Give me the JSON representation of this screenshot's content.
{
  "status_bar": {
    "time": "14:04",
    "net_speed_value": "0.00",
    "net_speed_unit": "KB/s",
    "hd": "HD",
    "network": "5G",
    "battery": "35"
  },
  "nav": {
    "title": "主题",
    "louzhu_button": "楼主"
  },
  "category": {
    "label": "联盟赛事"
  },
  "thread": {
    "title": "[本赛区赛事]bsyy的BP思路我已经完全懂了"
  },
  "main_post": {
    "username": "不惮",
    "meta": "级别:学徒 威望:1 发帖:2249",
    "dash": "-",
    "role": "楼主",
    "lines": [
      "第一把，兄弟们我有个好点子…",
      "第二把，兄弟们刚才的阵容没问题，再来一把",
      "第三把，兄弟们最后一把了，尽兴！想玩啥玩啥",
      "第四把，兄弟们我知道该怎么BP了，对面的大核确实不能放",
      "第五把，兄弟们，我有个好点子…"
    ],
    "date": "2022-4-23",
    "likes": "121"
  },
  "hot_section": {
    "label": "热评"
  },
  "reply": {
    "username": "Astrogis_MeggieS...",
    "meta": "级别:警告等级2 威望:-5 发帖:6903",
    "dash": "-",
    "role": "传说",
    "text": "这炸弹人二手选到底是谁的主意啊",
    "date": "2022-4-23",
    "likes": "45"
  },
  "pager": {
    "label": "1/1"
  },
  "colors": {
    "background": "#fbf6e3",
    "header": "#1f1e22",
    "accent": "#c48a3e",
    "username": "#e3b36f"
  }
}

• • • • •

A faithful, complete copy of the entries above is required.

Give me the JSON representation of this screenshot's content.
{
  "status_bar": {
    "time": "14:04",
    "net_speed_value": "0.00",
    "net_speed_unit": "KB/s",
    "hd": "HD",
    "network": "5G",
    "battery": "35"
  },
  "nav": {
    "title": "主题",
    "louzhu_button": "楼主"
  },
  "category": {
    "label": "联盟赛事"
  },
  "thread": {
    "title": "[本赛区赛事]bsyy的BP思路我已经完全懂了"
  },
  "main_post": {
    "username": "不惮",
    "meta": "级别:学徒 威望:1 发帖:2249",
    "dash": "-",
    "role": "楼主",
    "lines": [
      "第一把，兄弟们我有个好点子…",
      "第二把，兄弟们刚才的阵容没问题，再来一把",
      "第三把，兄弟们最后一把了，尽兴！想玩啥玩啥",
      "第四把，兄弟们我知道该怎么BP了，对面的大核确实不能放",
      "第五把，兄弟们，我有个好点子…"
    ],
    "date": "2022-4-23",
    "likes": "121"
  },
  "hot_section": {
    "label": "热评"
  },
  "reply": {
    "username": "Astrogis_MeggieS...",
    "meta": "级别:警告等级2 威望:-5 发帖:6903",
    "dash": "-",
    "role": "传说",
    "text": "这炸弹人二手选到底是谁的主意啊",
    "date": "2022-4-23",
    "likes": "45"
  },
  "pager": {
    "label": "1/1"
  },
  "colors": {
    "background": "#fbf6e3",
    "header": "#1f1e22",
    "accent": "#c48a3e",
    "username": "#e3b36f"
  }
}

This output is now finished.